- **Source data**
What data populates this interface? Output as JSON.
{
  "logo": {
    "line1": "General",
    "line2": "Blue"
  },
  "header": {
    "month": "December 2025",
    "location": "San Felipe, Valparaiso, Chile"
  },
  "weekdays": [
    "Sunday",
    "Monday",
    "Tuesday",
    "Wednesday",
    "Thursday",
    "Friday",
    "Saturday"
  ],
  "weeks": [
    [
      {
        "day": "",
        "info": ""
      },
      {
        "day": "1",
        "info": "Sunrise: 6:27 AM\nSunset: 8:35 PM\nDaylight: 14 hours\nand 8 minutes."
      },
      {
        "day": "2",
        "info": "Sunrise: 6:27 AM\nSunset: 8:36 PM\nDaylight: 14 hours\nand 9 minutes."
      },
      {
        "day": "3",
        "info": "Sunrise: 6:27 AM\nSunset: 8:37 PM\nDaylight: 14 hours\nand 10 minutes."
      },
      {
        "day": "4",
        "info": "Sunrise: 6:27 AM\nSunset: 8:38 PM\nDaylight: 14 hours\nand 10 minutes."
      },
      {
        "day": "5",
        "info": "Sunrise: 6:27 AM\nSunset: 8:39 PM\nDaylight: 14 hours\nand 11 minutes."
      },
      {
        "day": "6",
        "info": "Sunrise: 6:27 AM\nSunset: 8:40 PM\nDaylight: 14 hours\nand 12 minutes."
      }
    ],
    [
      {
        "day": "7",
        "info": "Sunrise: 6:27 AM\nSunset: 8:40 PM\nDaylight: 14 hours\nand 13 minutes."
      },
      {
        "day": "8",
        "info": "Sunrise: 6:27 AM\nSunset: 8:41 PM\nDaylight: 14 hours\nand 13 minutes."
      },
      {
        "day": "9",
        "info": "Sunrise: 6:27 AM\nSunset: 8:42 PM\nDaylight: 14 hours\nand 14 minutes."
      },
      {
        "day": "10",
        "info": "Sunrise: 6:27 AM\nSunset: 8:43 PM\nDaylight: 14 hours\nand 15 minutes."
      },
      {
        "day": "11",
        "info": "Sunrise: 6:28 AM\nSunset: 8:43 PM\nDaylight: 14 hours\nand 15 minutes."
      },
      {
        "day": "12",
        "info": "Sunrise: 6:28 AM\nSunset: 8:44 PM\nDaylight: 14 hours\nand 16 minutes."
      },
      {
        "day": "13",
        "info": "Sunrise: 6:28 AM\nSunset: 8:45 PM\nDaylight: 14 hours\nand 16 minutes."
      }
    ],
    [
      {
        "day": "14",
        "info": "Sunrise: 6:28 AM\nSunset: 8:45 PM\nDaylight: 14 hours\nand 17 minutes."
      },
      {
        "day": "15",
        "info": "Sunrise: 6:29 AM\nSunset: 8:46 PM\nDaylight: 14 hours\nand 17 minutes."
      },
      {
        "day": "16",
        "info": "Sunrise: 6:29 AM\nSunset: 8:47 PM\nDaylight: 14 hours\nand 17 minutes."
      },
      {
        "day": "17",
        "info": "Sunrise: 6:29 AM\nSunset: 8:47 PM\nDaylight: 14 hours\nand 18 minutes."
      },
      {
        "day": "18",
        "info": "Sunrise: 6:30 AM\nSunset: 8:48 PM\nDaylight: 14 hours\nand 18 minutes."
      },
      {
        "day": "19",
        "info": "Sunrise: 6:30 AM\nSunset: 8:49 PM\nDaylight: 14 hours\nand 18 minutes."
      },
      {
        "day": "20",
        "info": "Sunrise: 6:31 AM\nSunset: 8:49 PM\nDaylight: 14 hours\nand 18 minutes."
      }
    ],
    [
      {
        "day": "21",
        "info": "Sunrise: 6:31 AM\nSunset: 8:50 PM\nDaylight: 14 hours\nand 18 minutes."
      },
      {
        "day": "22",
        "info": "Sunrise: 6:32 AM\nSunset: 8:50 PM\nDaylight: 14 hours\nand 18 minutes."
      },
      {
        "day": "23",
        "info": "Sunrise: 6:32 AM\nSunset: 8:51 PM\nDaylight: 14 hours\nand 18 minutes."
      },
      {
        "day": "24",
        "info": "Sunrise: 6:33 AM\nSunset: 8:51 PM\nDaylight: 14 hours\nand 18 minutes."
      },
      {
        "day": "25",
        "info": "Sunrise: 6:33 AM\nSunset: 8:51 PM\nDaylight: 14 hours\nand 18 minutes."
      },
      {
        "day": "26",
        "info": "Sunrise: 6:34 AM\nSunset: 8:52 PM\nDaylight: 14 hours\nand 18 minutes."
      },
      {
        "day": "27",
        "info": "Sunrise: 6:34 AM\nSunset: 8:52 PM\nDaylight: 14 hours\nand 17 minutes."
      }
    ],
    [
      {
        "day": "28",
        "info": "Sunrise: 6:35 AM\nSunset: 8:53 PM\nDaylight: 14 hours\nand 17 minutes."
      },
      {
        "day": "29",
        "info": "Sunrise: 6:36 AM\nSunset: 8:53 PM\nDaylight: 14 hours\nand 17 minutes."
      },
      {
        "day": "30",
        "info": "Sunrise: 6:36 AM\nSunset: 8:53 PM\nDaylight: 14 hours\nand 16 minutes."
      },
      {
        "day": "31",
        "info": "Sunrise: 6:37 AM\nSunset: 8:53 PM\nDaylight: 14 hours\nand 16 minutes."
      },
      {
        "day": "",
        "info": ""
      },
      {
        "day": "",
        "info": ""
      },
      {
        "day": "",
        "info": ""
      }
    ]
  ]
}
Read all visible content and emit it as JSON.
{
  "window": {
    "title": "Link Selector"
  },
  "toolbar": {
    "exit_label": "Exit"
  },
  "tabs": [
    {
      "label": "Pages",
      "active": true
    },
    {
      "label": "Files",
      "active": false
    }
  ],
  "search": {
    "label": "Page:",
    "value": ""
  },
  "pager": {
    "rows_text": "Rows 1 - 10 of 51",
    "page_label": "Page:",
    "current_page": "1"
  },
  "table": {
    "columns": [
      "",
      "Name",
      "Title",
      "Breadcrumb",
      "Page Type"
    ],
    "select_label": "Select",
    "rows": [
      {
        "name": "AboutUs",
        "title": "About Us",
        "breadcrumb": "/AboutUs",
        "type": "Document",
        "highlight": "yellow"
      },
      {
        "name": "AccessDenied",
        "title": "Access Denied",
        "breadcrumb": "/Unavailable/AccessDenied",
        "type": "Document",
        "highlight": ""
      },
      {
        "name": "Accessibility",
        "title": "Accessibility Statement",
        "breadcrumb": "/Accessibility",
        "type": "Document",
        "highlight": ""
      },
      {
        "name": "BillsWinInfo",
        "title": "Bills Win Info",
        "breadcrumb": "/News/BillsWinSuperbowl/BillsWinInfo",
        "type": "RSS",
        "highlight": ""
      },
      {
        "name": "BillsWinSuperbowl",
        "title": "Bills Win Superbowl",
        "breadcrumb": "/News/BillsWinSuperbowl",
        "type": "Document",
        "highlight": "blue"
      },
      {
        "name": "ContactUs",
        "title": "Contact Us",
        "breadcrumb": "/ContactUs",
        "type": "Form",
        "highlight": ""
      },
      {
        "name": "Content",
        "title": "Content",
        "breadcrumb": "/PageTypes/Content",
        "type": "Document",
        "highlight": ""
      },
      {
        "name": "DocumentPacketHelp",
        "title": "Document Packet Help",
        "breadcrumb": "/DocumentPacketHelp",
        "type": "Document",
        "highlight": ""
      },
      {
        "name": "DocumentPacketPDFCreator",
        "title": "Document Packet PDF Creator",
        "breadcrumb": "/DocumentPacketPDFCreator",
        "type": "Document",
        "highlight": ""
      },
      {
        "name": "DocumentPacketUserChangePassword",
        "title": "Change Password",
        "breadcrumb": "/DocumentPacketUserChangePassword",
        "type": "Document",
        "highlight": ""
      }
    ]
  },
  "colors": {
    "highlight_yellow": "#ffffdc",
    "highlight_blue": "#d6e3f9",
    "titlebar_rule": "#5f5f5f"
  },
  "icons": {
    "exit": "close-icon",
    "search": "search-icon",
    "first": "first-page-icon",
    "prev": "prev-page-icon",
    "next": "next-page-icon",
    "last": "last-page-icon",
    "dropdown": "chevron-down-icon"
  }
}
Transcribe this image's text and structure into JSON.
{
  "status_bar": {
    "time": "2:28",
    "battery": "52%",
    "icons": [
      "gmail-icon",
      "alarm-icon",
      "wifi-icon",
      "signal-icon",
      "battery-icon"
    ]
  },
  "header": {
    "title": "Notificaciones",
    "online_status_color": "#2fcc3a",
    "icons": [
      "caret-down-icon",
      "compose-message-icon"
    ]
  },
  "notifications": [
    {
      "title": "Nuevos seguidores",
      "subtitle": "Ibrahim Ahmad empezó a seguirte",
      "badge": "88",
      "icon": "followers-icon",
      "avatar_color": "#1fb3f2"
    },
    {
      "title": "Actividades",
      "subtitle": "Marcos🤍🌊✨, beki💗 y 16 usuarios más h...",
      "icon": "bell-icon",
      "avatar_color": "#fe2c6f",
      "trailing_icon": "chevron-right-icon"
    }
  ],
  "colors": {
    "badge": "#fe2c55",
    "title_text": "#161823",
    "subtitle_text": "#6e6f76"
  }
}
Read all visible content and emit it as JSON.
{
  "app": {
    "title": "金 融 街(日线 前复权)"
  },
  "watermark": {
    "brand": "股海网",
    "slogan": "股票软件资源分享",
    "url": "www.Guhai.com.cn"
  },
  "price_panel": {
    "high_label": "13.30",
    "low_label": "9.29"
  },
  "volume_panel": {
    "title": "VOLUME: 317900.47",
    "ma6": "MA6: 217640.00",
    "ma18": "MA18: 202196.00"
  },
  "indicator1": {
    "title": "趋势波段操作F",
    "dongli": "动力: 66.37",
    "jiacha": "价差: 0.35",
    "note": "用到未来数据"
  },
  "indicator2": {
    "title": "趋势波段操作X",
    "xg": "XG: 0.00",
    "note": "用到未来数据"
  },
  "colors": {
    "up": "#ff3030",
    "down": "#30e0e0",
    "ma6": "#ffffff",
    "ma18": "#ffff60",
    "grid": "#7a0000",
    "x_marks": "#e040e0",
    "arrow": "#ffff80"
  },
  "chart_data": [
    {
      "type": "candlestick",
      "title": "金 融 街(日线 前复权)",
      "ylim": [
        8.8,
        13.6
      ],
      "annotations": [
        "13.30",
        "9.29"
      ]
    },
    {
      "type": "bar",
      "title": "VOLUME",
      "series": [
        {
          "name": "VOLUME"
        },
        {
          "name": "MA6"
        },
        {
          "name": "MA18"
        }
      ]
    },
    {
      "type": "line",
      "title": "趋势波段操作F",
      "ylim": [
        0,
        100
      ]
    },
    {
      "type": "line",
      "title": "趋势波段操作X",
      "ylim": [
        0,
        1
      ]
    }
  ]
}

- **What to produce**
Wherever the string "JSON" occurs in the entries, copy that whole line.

- **Answer for this exercise**
What data populates this interface? Output as JSON.
Read all visible content and emit it as JSON.
Transcribe this image's text and structure into JSON.
Read all visible content and emit it as JSON.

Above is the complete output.